======== RECORDS FOR THE EXERCISE

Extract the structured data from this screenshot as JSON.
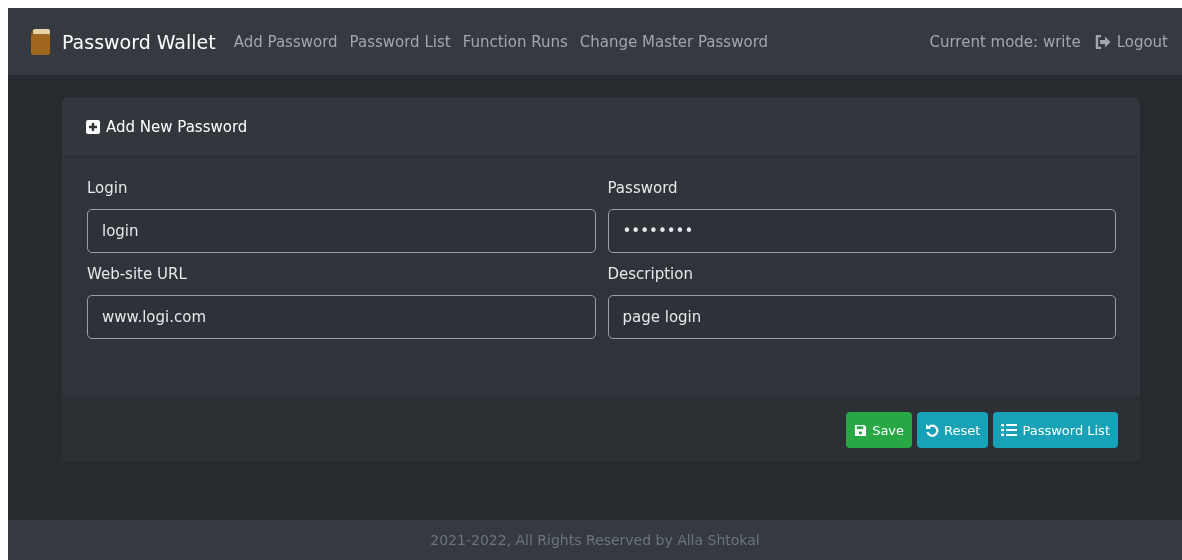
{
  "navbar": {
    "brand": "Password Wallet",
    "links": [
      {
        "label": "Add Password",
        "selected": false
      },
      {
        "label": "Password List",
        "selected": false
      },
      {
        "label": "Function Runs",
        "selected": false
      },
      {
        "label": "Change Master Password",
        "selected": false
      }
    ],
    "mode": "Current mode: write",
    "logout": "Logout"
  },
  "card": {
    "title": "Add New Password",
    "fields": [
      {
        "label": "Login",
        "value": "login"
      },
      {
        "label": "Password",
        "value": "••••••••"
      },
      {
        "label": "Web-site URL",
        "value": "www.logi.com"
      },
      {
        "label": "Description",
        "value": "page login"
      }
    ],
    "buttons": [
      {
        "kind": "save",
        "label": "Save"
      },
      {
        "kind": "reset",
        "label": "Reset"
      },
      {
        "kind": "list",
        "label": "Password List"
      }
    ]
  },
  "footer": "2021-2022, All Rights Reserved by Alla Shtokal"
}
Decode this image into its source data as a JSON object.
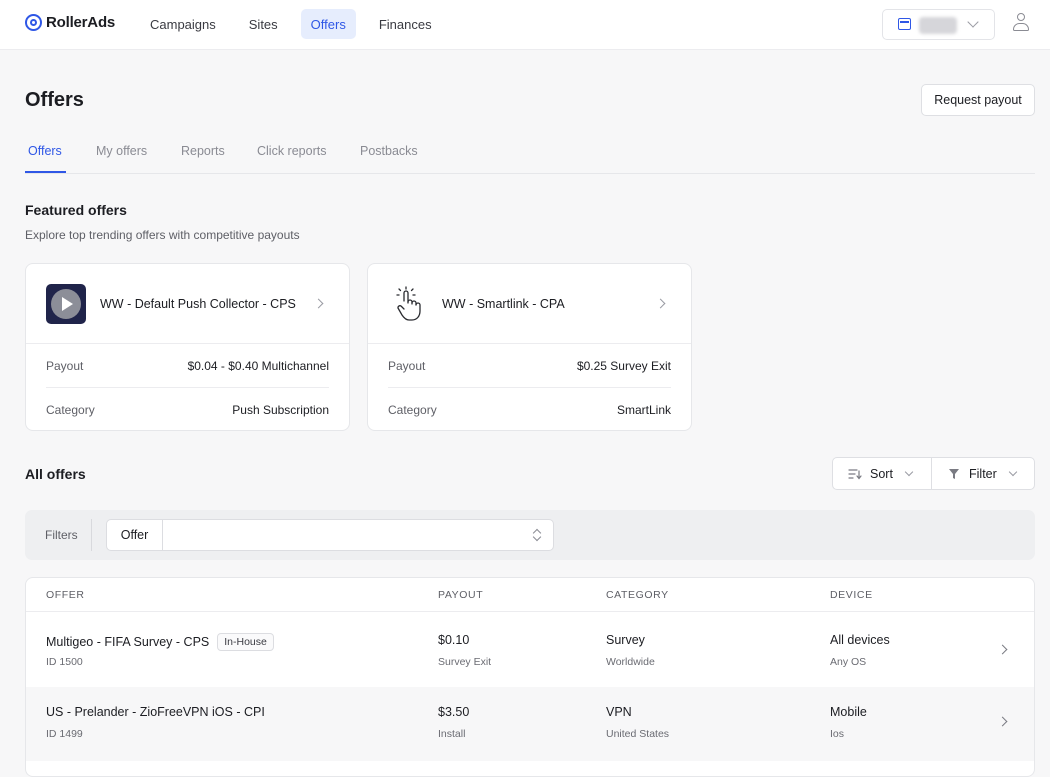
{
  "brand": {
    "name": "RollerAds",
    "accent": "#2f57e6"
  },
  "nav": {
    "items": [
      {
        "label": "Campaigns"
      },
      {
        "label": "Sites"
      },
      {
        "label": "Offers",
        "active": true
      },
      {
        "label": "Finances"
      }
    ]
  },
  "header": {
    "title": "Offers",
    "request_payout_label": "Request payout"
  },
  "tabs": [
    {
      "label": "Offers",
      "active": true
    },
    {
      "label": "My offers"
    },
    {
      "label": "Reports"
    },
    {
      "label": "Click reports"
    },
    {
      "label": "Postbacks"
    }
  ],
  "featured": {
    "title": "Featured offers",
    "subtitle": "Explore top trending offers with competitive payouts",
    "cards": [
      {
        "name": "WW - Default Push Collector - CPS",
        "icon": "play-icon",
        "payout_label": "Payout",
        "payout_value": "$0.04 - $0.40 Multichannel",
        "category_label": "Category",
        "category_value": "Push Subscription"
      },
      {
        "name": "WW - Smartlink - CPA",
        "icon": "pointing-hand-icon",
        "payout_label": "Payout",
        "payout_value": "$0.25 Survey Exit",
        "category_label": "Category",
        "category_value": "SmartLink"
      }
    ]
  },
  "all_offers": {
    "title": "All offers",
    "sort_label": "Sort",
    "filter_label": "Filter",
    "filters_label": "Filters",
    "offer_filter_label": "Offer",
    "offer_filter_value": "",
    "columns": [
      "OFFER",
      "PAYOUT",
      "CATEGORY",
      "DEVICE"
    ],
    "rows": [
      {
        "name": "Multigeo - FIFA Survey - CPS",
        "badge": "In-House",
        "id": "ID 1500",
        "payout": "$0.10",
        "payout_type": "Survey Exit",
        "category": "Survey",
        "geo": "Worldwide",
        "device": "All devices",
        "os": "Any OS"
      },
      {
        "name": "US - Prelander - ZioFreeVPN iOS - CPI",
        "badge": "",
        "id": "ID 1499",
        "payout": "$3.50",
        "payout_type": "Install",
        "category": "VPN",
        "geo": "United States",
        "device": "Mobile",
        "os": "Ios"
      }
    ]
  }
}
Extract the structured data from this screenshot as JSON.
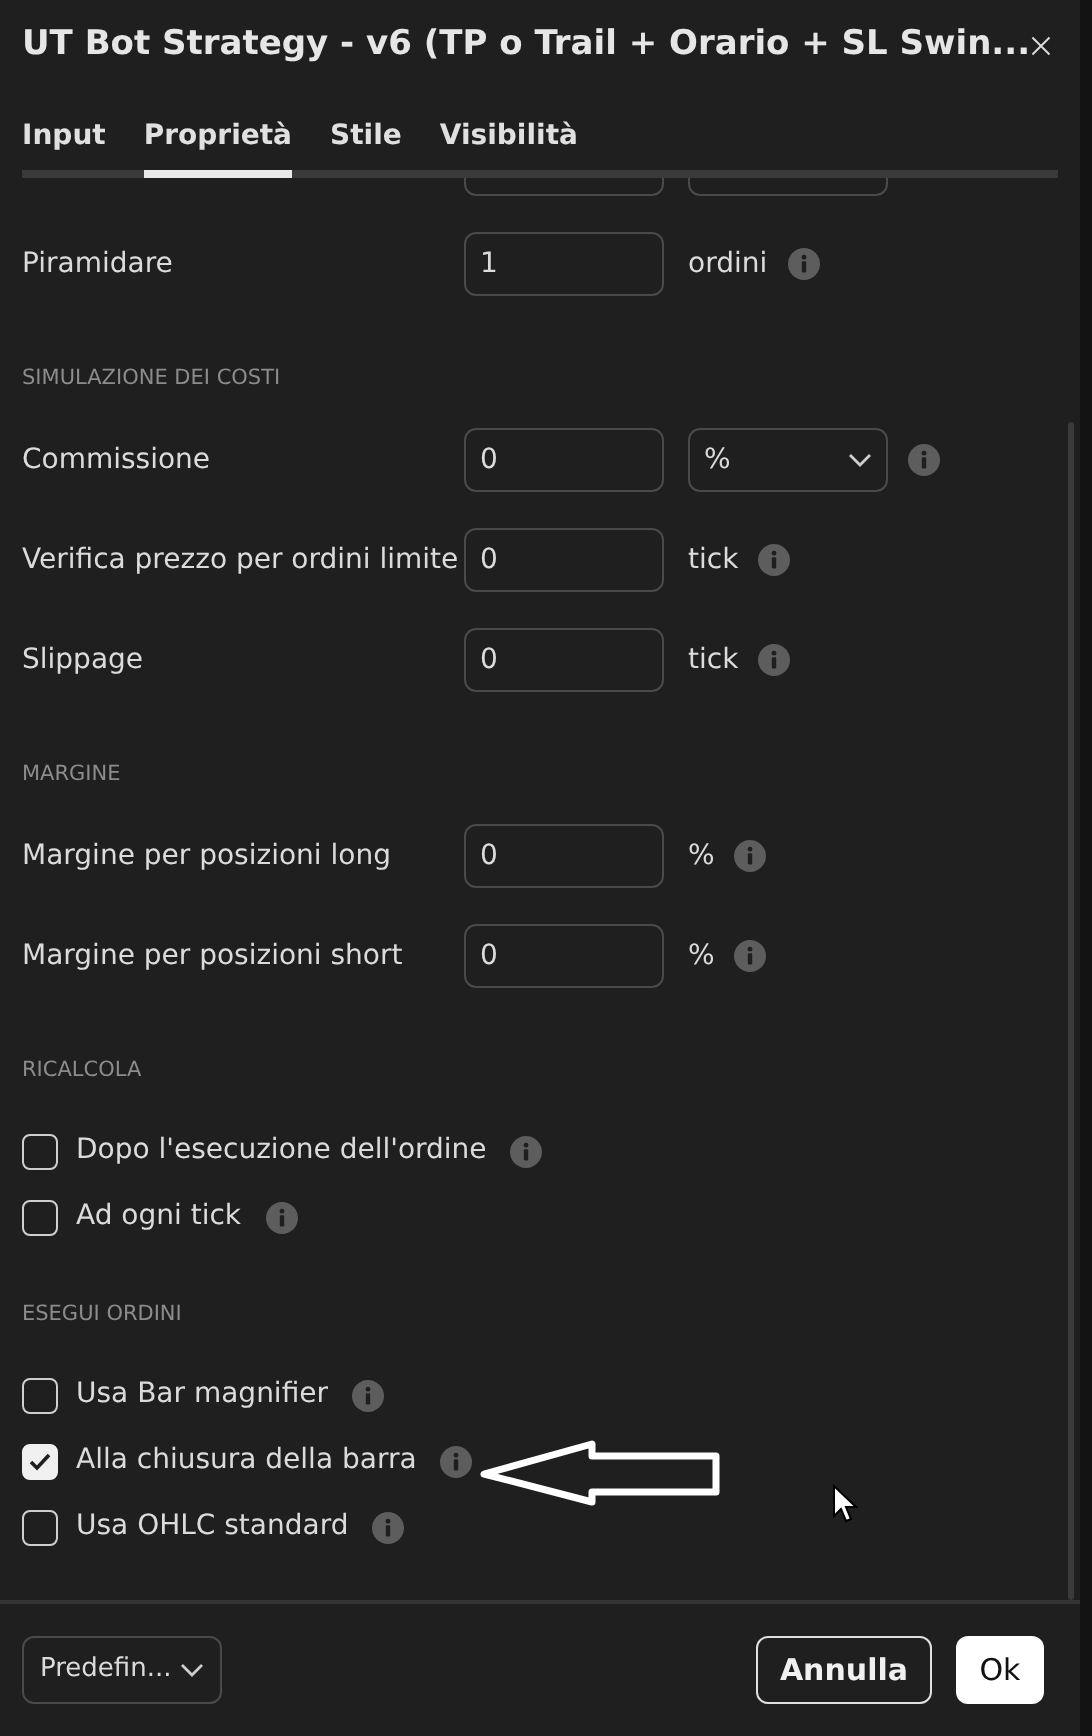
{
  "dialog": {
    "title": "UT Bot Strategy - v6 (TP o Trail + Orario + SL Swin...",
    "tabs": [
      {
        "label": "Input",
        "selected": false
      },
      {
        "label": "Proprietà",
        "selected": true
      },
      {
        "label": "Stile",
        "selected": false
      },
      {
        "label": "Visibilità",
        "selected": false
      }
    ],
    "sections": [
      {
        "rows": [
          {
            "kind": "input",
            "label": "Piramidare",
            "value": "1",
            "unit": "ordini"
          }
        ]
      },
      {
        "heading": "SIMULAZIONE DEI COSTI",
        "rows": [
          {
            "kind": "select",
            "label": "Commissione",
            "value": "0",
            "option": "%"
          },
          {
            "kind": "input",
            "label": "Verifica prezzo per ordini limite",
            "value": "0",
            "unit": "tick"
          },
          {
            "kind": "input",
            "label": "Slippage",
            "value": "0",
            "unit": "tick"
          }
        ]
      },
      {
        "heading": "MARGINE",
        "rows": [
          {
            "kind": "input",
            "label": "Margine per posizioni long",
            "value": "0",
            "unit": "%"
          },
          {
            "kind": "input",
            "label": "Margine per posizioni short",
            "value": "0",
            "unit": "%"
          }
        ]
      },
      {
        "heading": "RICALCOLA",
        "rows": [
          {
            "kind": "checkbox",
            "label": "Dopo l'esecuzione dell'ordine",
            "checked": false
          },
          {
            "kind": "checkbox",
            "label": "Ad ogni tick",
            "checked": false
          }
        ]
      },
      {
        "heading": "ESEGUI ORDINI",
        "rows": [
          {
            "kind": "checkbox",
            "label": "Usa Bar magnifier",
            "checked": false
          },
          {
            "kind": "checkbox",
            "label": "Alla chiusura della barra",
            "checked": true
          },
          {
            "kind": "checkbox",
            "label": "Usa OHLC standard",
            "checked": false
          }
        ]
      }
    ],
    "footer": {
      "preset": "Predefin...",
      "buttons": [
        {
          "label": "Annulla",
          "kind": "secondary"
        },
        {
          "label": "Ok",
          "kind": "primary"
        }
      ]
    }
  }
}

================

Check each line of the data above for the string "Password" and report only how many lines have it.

7